Fast. Succinct. Agile. Seamless. These are the characteristics that define the most admired and desired brands and experiences. It defines the work ethic that Silicon Valley was founded upon and it is the aspiration that most businesses try to achieve today. Amazon Prime and UberEATS use speed and frictionless customer experiences as their competitive advantage. Fast-fashion retailers like ASOS and H&M are trying to shorten the time from runway to store. And fintech companies like PositivityTech are supplying real-time customer complaint data in an effort to help financial services firms respond to customer complaints before they become a systemic problem.

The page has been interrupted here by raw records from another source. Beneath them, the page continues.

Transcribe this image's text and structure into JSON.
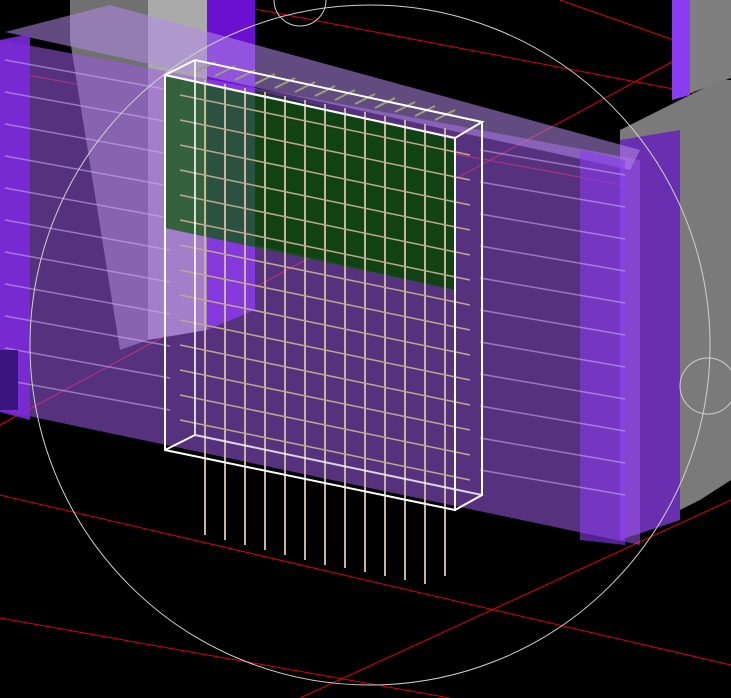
{
  "viewport": {
    "background": "#000000",
    "grid_color": "#ff0000",
    "selection_color": "#ffffff",
    "orbit_ring_color": "#c8c8c8"
  },
  "model": {
    "wall_color": "#8a3cf0",
    "column_color": "#6e2cc8",
    "side_column_color": "#7f7f7f",
    "green_zone_color": "#0a4a0a",
    "rebar_color": "#c8b4a0"
  }
}
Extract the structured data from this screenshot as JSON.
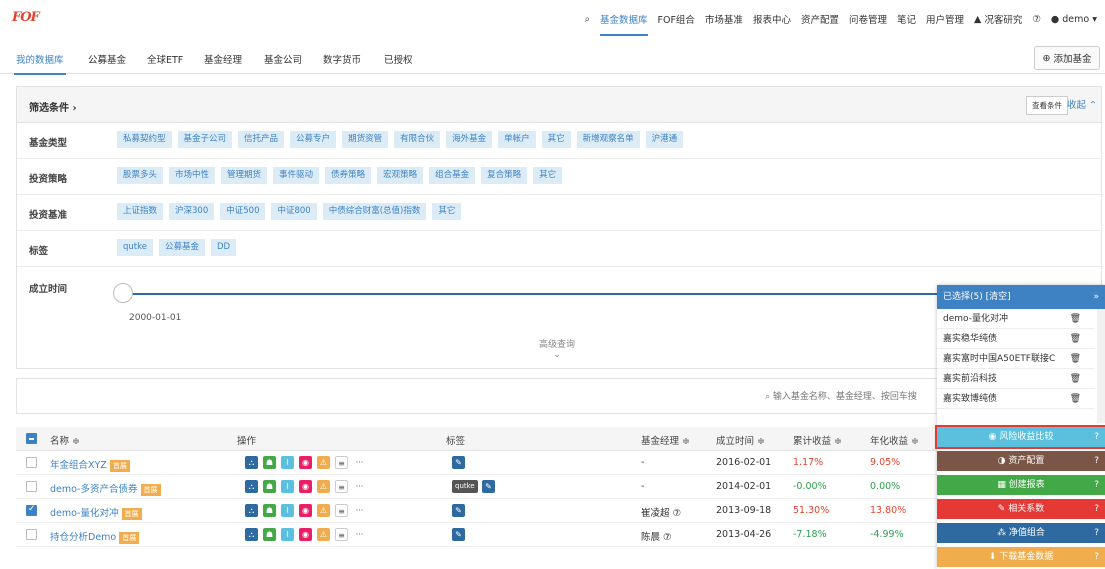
{
  "brand": {
    "logo": "FOF"
  },
  "topnav": {
    "items": [
      "基金数据库",
      "FOF组合",
      "市场基准",
      "报表中心",
      "资产配置",
      "问卷管理",
      "笔记",
      "用户管理",
      "况客研究"
    ],
    "user": "demo"
  },
  "subtabs": [
    "我的数据库",
    "公募基金",
    "全球ETF",
    "基金经理",
    "基金公司",
    "数字货币",
    "已授权"
  ],
  "add_fund": "添加基金",
  "filter": {
    "title": "筛选条件",
    "view_conditions": "查看条件",
    "collapse": "收起",
    "rows": [
      {
        "label": "基金类型",
        "chips": [
          "私募契约型",
          "基金子公司",
          "信托产品",
          "公募专户",
          "期货资管",
          "有限合伙",
          "海外基金",
          "单帐户",
          "其它",
          "新增观察名单",
          "沪港通"
        ]
      },
      {
        "label": "投资策略",
        "chips": [
          "股票多头",
          "市场中性",
          "管理期货",
          "事件驱动",
          "债券策略",
          "宏观策略",
          "组合基金",
          "复合策略",
          "其它"
        ]
      },
      {
        "label": "投资基准",
        "chips": [
          "上证指数",
          "沪深300",
          "中证500",
          "中证800",
          "中债综合财富(总值)指数",
          "其它"
        ]
      },
      {
        "label": "标签",
        "chips": [
          "qutke",
          "公募基金",
          "DD"
        ]
      }
    ],
    "date_label": "成立时间",
    "date_start": "2000-01-01",
    "advanced": "高级查询"
  },
  "search": {
    "placeholder": "输入基金名称、基金经理、按回车搜"
  },
  "table": {
    "headers": [
      "名称 ≑",
      "操作",
      "标签",
      "基金经理 ≑",
      "成立时间 ≑",
      "累计收益 ≑",
      "年化收益 ≑"
    ],
    "rows": [
      {
        "name": "年金组合XYZ",
        "badge": "首展",
        "tag": "",
        "manager": "-",
        "date": "2016-02-01",
        "cum": "1.17%",
        "ann": "9.05%",
        "checked": false,
        "cum_color": "red",
        "ann_color": "red"
      },
      {
        "name": "demo-多资产合债券",
        "badge": "首展",
        "tag": "qutke",
        "manager": "-",
        "date": "2014-02-01",
        "cum": "-0.00%",
        "ann": "0.00%",
        "checked": false,
        "cum_color": "green",
        "ann_color": "green"
      },
      {
        "name": "demo-量化对冲",
        "badge": "首展",
        "tag": "",
        "manager": "崔凌超 ⑦",
        "date": "2013-09-18",
        "cum": "51.30%",
        "ann": "13.80%",
        "checked": true,
        "cum_color": "red",
        "ann_color": "red"
      },
      {
        "name": "持仓分析Demo",
        "badge": "首展",
        "tag": "",
        "manager": "陈晨 ⑦",
        "date": "2013-04-26",
        "cum": "-7.18%",
        "ann": "-4.99%",
        "checked": false,
        "cum_color": "green",
        "ann_color": "green"
      }
    ]
  },
  "selected": {
    "head": "已选择(5) [清空]",
    "items": [
      "demo-量化对冲",
      "嘉实稳华纯债",
      "嘉实富时中国A50ETF联接C",
      "嘉实前沿科技",
      "嘉实致博纯债"
    ]
  },
  "actions": [
    {
      "label": "◉ 风险收益比较",
      "color": "#5bc0de"
    },
    {
      "label": "◑ 资产配置",
      "color": "#7b5546"
    },
    {
      "label": "▦ 创建报表",
      "color": "#43a947"
    },
    {
      "label": "✎ 相关系数",
      "color": "#e53935"
    },
    {
      "label": "⁂ 净值组合",
      "color": "#2e6aa0"
    },
    {
      "label": "⬇ 下载基金数据",
      "color": "#f0ad4e"
    }
  ],
  "op_colors": [
    "#2e6aa0",
    "#43a947",
    "#5bc0de",
    "#e91e63",
    "#f0ad4e"
  ]
}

You can’t get much faster than that!
Of course, the origin of the speed we’ve grown to expect from brands comes from the advent of the internet. This is further exacerbated by the growth of social media and has given rise to the holistic, integrated, data-driven approach to marketing that has allowed brands to address the gap between the products and services they deliver and their customers’ modern expectations.
But there is more influencing this need for speed: Citizen-reporters can deliver real-time news coverage nearly instantaneously; there are instant downloads for everything; and technology has given QSRs and delivery services shorter and even shorter delivery times. The cultural norms that have developed around speed are plentiful and the competition to be the first and fastest is fierce.
Even the names of companies, old and new, set the expectations for fast and frictionless experiences, from the beloved In-N-Out Burger to upstarts like DoorDash and Zoom.
John Kotter, the author of Accelerate, summed up what organizations need to do to succeed in our Accelerated Economy in his article “How Companies Can Embrace Speed” for Harvard Business Review.
“Follow a set of rules that starts with getting a sense of urgency up– a real sense of strategic urgency about a big opportunity among as many people as possible. And then play that out, constructing a network system and getting people in it, focusing on a strategic initiative that they want to focus on. Make sure they understand that their job is not just to come up with ideas, but to make stuff happen. Get barriers out of the way that make them go slow and (demand) they be fast and agile on their feet.”
Kotter has studied organizations over 25 years and has observed that startling quickness is no longer a nice to have but table stakes for business success. But being fast is only half of the equation. There’s a real business need for companies to move quickly to meet customers’ expectations, but how can they create competitive advantage at the same time?
At RedPeak, my team lives by our mantra “Fast & Smart.” We challenge our organization to work at the speed of business and at the speed of culture, but we do so with discipline and acumen. We dive deep into customer attitudes and behaviors to allow companies to create meaningful connections. We continuously evaluate customer experiences to determine where we can facilitate frictionless interactions. We iterate and adapt to the evolving needs of our clients’ business, all while meeting timelines that challenge expectations of what’s possible. This is “Fast & Smart.”
Together with our clients, we are creating systems to reward quick thinking and risk taking. We have made Fast the expectation, but it is the combination with Smart that helps us stand out in the expectation economy.
About the Author | Susan Cantor
Susan Cantor is the CEO at RedPeak Branding, is a proven agency and client leader with over 20 years of experience in helping companies transform their brands, enter new strategic territories, and launch new offerings. Prior to joining RedPeak in 2015, she served as President and CEO of Lowe Worldwide in New York, and Founder & Chief Executive of brand consultancy CLEARBLUESKY. She has helped some of the world’s most beloved and prominent brands achieve greatness in their categories.